I have quite a number of hang-ups about my romantic relationships. Frankly, enough to put a few therapist’s children through college.
And, no, it isn’t about my ex — other than to be yet another clue about why I stuck around so long.
It comes down to a fear of being alone. But it is a very specific kind of being alone: only romantic loneliness.
As an ambivert, there are times when I need to be alone, and times I need to be around people. And I’m good with that. I don’t have a lot of fear about friends and family.
On the other hand, I have huge insecurities and fear of being a single person. Sadly, that fear was one of the key factors in why I stayed for such a long while with my ex-husband. and I’m not the only one in the world with that fear or that reason for staying in the unhealthy relationship.
Thing is, my insecurities are just that — mine. They aren’t something for someone else to fix. Can certain behaviors and choices by a romantic partner lead to triggering those insecurities? Of course! Those insecurities were programmed by certain behaviors and choices by a past relationship (or set of relationships). But just because a partner in the past screwed up, does not mean that this partner is doing the same thing from the same motivation.
It is very important to discuss your insecurities with your partner(s), not to make them walk on eggshells around you, but to let you see what causes the trigger so you can re-evaluate that response (and hopefully, deprogram it).
There’s another issue relating to this fear. There is a cultural imperative that single people (particularly single women) are inferior if they hit a certain age and have no lover and no children. We have become the social pariah for our lack. Even divorced women get tarred with that brush (worse if they never had kids).
At least for my generation, the whole Superwoman syndrome meant thIt’at only IF you do it all (with no mistakes, mind you) perfectly (kids, career, husband/partner), would you then be a success. See how well that worked for us??
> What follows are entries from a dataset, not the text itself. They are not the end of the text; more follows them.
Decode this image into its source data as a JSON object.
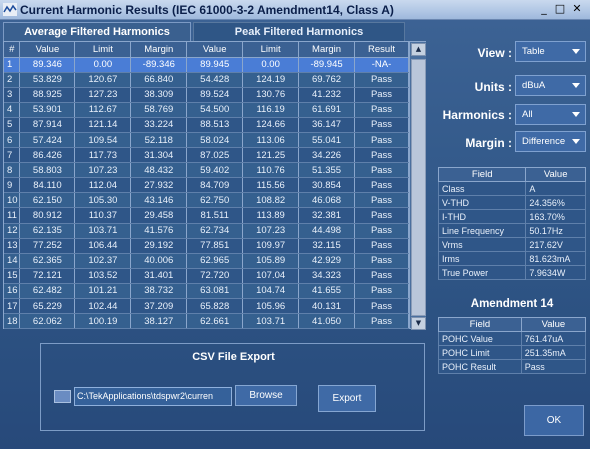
{
  "window": {
    "title": "Current Harmonic Results (IEC 61000-3-2 Amendment14, Class A)",
    "minimize_label": "_",
    "maximize_label": "□",
    "close_label": "✕"
  },
  "tabs": [
    {
      "label": "Average Filtered Harmonics"
    },
    {
      "label": "Peak Filtered Harmonics"
    }
  ],
  "table": {
    "headers": [
      "#",
      "Value",
      "Limit",
      "Margin",
      "Value",
      "Limit",
      "Margin",
      "Result"
    ],
    "rows": [
      [
        "1",
        "89.346",
        "0.00",
        "-89.346",
        "89.945",
        "0.00",
        "-89.945",
        "-NA-"
      ],
      [
        "2",
        "53.829",
        "120.67",
        "66.840",
        "54.428",
        "124.19",
        "69.762",
        "Pass"
      ],
      [
        "3",
        "88.925",
        "127.23",
        "38.309",
        "89.524",
        "130.76",
        "41.232",
        "Pass"
      ],
      [
        "4",
        "53.901",
        "112.67",
        "58.769",
        "54.500",
        "116.19",
        "61.691",
        "Pass"
      ],
      [
        "5",
        "87.914",
        "121.14",
        "33.224",
        "88.513",
        "124.66",
        "36.147",
        "Pass"
      ],
      [
        "6",
        "57.424",
        "109.54",
        "52.118",
        "58.024",
        "113.06",
        "55.041",
        "Pass"
      ],
      [
        "7",
        "86.426",
        "117.73",
        "31.304",
        "87.025",
        "121.25",
        "34.226",
        "Pass"
      ],
      [
        "8",
        "58.803",
        "107.23",
        "48.432",
        "59.402",
        "110.76",
        "51.355",
        "Pass"
      ],
      [
        "9",
        "84.110",
        "112.04",
        "27.932",
        "84.709",
        "115.56",
        "30.854",
        "Pass"
      ],
      [
        "10",
        "62.150",
        "105.30",
        "43.146",
        "62.750",
        "108.82",
        "46.068",
        "Pass"
      ],
      [
        "11",
        "80.912",
        "110.37",
        "29.458",
        "81.511",
        "113.89",
        "32.381",
        "Pass"
      ],
      [
        "12",
        "62.135",
        "103.71",
        "41.576",
        "62.734",
        "107.23",
        "44.498",
        "Pass"
      ],
      [
        "13",
        "77.252",
        "106.44",
        "29.192",
        "77.851",
        "109.97",
        "32.115",
        "Pass"
      ],
      [
        "14",
        "62.365",
        "102.37",
        "40.006",
        "62.965",
        "105.89",
        "42.929",
        "Pass"
      ],
      [
        "15",
        "72.121",
        "103.52",
        "31.401",
        "72.720",
        "107.04",
        "34.323",
        "Pass"
      ],
      [
        "16",
        "62.482",
        "101.21",
        "38.732",
        "63.081",
        "104.74",
        "41.655",
        "Pass"
      ],
      [
        "17",
        "65.229",
        "102.44",
        "37.209",
        "65.828",
        "105.96",
        "40.131",
        "Pass"
      ],
      [
        "18",
        "62.062",
        "100.19",
        "38.127",
        "62.661",
        "103.71",
        "41.050",
        "Pass"
      ]
    ]
  },
  "controls": {
    "view": {
      "label": "View :",
      "value": "Table"
    },
    "units": {
      "label": "Units :",
      "value": "dBuA"
    },
    "harmonics": {
      "label": "Harmonics :",
      "value": "All"
    },
    "margin": {
      "label": "Margin :",
      "value": "Difference"
    }
  },
  "measurements": {
    "headers": [
      "Field",
      "Value"
    ],
    "rows": [
      [
        "Class",
        "A"
      ],
      [
        "V-THD",
        "24.356%"
      ],
      [
        "I-THD",
        "163.70%"
      ],
      [
        "Line Frequency",
        "50.17Hz"
      ],
      [
        "Vrms",
        "217.62V"
      ],
      [
        "Irms",
        "81.623mA"
      ],
      [
        "True Power",
        "7.9634W"
      ]
    ]
  },
  "amendment": {
    "title": "Amendment 14",
    "headers": [
      "Field",
      "Value"
    ],
    "rows": [
      [
        "POHC Value",
        "761.47uA"
      ],
      [
        "POHC Limit",
        "251.35mA"
      ],
      [
        "POHC Result",
        "Pass"
      ]
    ]
  },
  "csv_export": {
    "title": "CSV File Export",
    "path": "C:\\TekApplications\\tdspwr2\\curren",
    "browse_label": "Browse",
    "export_label": "Export"
  },
  "ok_label": "OK"
}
There’s an article that I read, shortly after I asked for the divorce. It resonated with me very strongly. It made the choices relating to my marriage completely clear. I did love my ex-husband, and there might be a little of that love left. But unlike what Disney shows us, love isn’t ever enough.
A relationship requires compatibility. This doesn’t mean you have to be joined at the hip, or like all of the same things as your partner. But, for long lasting relationships, there has to be some amount of give and take.
Love won’t make your fears go away. We come into every relationship with baggage on our backs (yes, even that first puppy love). Only we can look at those fears, and choose not to feed them. No relationship will magically waft a wand over you and poof away your fears and issues. You have to face that particular dragon on your own.
Love can mean sacrifice. But the reality of the relationship means that if the sacrificing is only a one-way street, it is doomed. Broken boundaries, broken promises, these all kill a relationship.